Posted by Eric Brightwell, September 15, 2009 12:35pm | Post a Comment
A common misconception about Latinos they are a racially homogeneous people. In Los Angeles and elsewhere, the word "Mexican" is used to refer to pretty much anyone who looks like they may have roots south of the Rio Grande, regardless of country of origin. I assume the same goes for Puerto Ricans and Cubans in areas where they dominate, although I'm not sure. I've heard the Honduran Latino population of New Orleans described as "Mexican" by more than one person.

Barrio Chino, Habana, Cuba
Habana, Cuba

This misconception is, ironically, inadvertently furthered by many Latinos themselves. Though the concepts of “brown pride” and “La Raza,” are used to instill pride in Chicanos, mestizos, or those with Spanish ancestry (depending on how they’re applied), at the same time they effectively marginalize Latinos with African and Asian ancestry, despite their being no less Latino by definition. Furthermore, in the 2006 US Census, 48% of Latinos described themselves as white/European-American. Only 6% described themselves as of "two or more races." In fact, the majority of Latinos are clearly of mixed, partially indigenous heritage. The census question may be a trick, since, as most people know, any actual white person will steadfastly self-identify as Native American, claiming a great-great-great grandparent who was (usually) Cherokee.

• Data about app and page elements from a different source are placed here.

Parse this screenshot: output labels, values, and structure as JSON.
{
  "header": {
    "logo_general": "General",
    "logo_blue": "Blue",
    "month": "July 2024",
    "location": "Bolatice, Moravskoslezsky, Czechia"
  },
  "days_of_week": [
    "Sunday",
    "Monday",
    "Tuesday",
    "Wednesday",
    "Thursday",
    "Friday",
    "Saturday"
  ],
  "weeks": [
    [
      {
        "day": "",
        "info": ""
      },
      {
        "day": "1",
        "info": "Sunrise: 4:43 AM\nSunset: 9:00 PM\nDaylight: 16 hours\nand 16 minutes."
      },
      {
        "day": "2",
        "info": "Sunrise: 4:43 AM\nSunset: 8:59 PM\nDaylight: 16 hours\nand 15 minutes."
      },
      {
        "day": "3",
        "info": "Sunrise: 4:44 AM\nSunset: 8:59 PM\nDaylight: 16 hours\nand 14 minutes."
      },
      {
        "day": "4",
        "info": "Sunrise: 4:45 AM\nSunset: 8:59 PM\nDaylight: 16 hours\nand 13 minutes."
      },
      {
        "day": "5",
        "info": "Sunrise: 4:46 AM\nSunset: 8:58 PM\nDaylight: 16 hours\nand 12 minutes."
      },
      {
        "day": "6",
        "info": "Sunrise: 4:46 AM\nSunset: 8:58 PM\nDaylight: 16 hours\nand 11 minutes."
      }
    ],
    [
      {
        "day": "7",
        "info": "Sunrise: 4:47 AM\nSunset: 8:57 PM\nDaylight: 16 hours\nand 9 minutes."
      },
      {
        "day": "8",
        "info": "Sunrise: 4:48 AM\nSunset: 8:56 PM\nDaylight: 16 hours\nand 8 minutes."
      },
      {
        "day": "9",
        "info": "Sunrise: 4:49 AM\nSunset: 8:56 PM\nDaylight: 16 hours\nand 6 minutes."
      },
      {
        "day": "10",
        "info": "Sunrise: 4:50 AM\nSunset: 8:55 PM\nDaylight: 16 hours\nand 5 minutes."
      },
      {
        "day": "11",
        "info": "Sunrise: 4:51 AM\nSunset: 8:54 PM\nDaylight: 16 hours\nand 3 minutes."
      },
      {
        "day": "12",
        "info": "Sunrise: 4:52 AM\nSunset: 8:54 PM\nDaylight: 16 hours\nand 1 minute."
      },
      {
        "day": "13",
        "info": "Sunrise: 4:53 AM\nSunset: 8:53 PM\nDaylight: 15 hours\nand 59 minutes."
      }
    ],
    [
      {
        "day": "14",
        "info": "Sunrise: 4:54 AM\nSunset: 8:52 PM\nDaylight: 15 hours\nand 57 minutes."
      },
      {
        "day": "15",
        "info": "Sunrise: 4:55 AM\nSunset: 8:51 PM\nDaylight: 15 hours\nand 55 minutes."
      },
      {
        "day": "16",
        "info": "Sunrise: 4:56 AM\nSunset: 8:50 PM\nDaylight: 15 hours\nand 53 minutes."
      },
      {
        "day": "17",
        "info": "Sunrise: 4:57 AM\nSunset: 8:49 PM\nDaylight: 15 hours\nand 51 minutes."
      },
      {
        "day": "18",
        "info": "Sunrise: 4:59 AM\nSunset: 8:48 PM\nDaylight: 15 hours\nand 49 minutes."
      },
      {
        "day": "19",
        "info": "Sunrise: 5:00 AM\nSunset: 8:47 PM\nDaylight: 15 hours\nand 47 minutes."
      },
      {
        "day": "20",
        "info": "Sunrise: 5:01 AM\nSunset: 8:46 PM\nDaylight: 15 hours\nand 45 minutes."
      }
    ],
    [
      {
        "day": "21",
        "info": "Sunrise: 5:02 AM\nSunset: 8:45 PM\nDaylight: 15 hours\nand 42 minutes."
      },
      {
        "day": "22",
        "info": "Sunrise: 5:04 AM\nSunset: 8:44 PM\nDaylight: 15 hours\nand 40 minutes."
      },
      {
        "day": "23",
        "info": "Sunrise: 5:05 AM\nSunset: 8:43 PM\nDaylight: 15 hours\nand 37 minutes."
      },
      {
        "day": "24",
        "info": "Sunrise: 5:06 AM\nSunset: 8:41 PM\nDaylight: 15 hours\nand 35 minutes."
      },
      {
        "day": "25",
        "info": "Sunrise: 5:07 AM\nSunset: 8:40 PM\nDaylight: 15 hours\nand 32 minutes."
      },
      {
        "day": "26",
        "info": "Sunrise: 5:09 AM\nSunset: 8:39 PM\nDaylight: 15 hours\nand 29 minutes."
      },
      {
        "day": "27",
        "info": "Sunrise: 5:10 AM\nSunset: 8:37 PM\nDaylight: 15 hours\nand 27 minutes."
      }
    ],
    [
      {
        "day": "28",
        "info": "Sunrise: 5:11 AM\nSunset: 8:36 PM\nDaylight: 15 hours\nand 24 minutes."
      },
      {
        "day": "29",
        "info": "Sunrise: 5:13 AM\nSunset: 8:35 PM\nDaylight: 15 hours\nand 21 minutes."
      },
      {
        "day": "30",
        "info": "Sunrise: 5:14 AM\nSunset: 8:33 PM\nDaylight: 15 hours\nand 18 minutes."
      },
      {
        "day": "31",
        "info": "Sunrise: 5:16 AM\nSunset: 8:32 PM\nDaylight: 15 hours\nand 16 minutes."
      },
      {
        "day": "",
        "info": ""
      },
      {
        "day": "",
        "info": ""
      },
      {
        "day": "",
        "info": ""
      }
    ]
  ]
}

Japanese Brazilians

What distinguishes countries in the New World from those in the Old is that here there's no such thing as a Nation-State and no countries in the western hemisphere correspond to a single ethinicity. Just as is the case in Anglo America (The Bahamas, Belize, Canada, Guyana, Jamaica, the United States and the Virgin Islands), there are Latinos whose race is Asian, black, Native, white or a combination thereof. In observance of Hispanic Heritage Month, which begins today, the focus of this blog on Asian Latinos aims to highlight just one example of the under-recognized heterogeneity of Latino culture.